As population aging accelerates in Québec, we have important decisions to make. What kind of life do we want for the older members of our society?
You probably already know the numbers, but let’s reiterate them because time is running out. By 2031, seniors will account for a quarter of Québec’s population. In 2020, more than 315,000 Quebecers aged 65 and over required independent living support, according to the Research Chair in Intergenerational Economics, which forecasts that this number will increase to nearly 500,000 in 2035, and over 600,000 by 2050.
The pandemic has brought into focus issues that—unfortunately—have been raised for too long. For years, Réseau FADOQ has been calling for rapid improvements in CHSLDs and home support. Long before the arrival of COVID-19, the largest seniors’ organization in the country was repeatedly stressing the urgent need to humanize care in long-term care facilities. FADOQ has long highlighted the need for action rather than reaction when it comes to populating aging.
Reports, consultations and rhetoric have accumulated for years concerning home care, CHSLDs and the shortage of health care workers.
In 2022, it is time, once and for all, for policymakers to take action. Major changes must be made, particularly to the long-term care model, to reflect the needs and wishes of today’s seniors and those of tomorrow.
I am not telling you anything new when I say that a majority of seniors want to grow old at home. However, with the health care system in its current state, it is impossible for everyone to remain at home. More money must be invested quickly to expand the supply of home care and services. All experts agree that this is a necessary reform to delay the institutionalization of the frailest seniors.
In catch-up mode
In terms of financing, we are lagging far behind when compared to the Organisation for Economic Co-operation and Development (OECD) countries. The Legault government’s next budget must include massive investments to remedy the situation.
At Réseau FADOQ, we welcome Québec’s desire to promote and enhance the value of health care professions. However, sufficient resources must be provided to ensure that home support meets seniors’ needs.
In the context of accelerated population aging in Québec, improving access to home care would mean that institutional housing, such as CHSLDs, would be reserved for people with very complex needs necessitating specialized care.

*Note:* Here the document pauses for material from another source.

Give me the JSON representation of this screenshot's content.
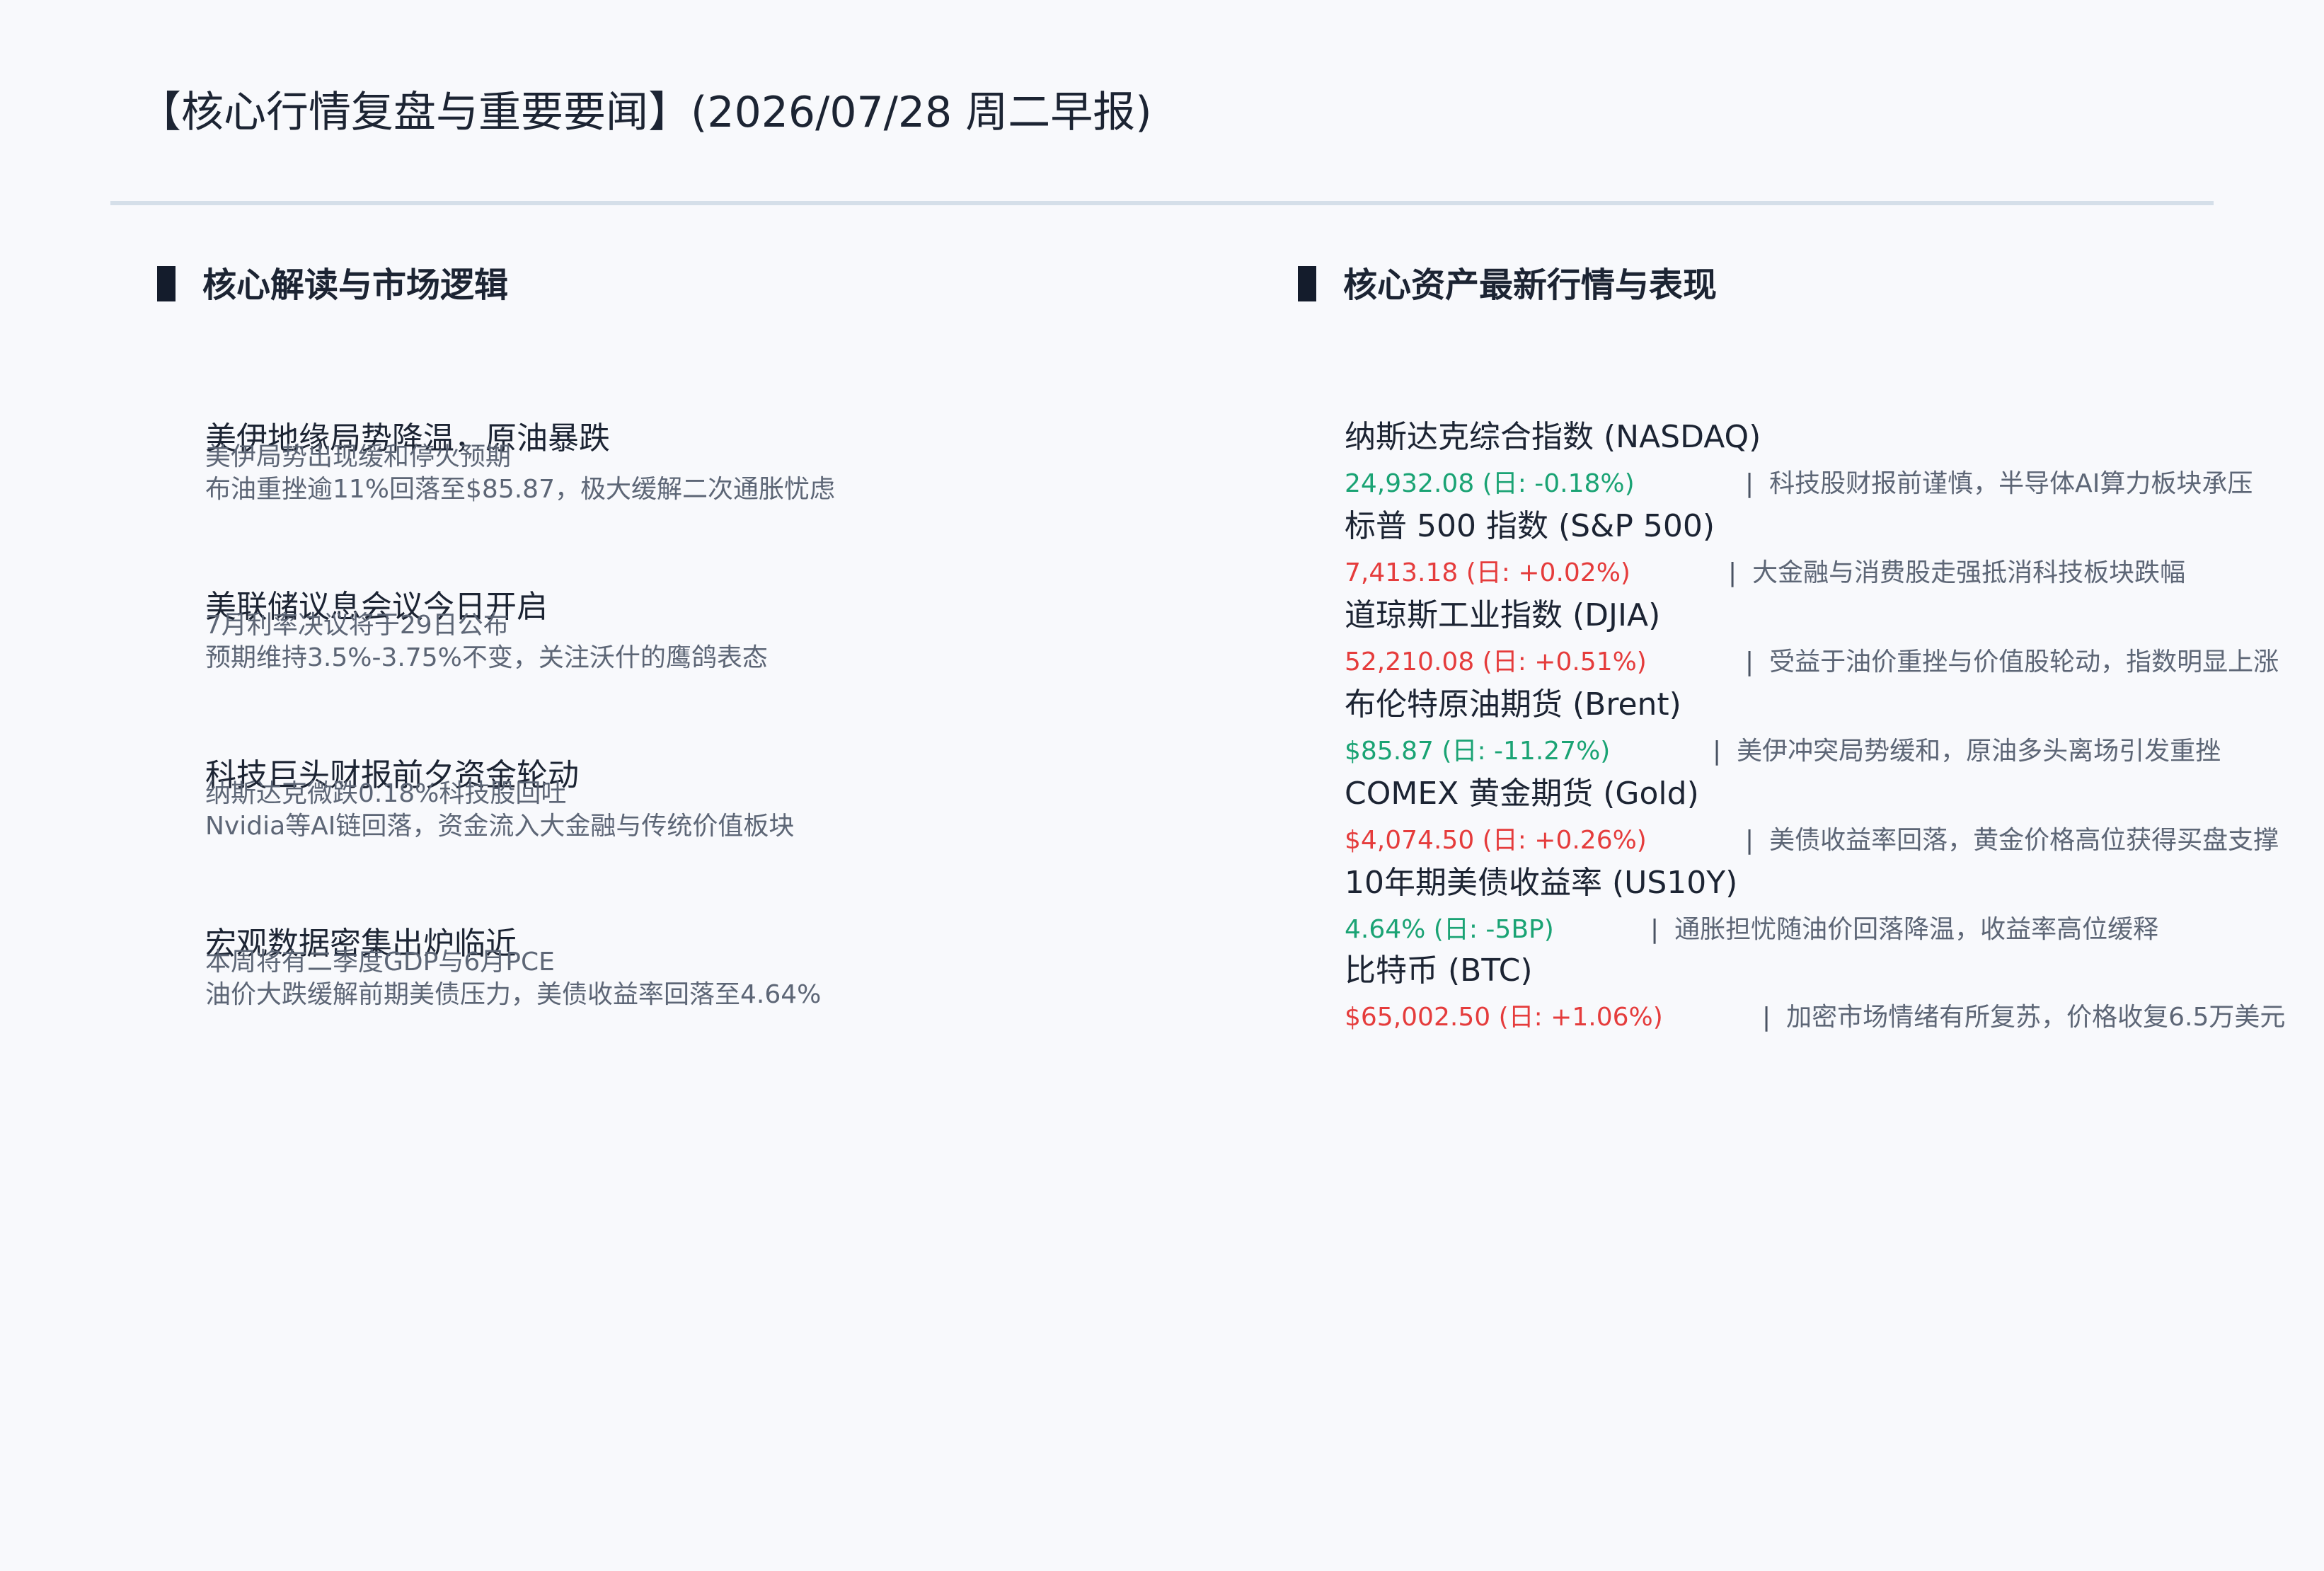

We understand that improving home care must not be carried out at the expense of long-term care facilities. Nursing home residents need to be able to count on a complete team to provide care.
The recommendations in the Québec Ombudsman’s report, and those to come from Coroner Géhane Kamel and the Health and Welfare Commissioner, must be quickly implemented so that long-term care facilities can better fulfill their dual role as living environments and long-term care facilities.
We enjoy an exceptional quality of life, in large part thanks to the seniors who built modern Québec. We owe it to them to reform our long-term care model to ensure they age with dignity and respect.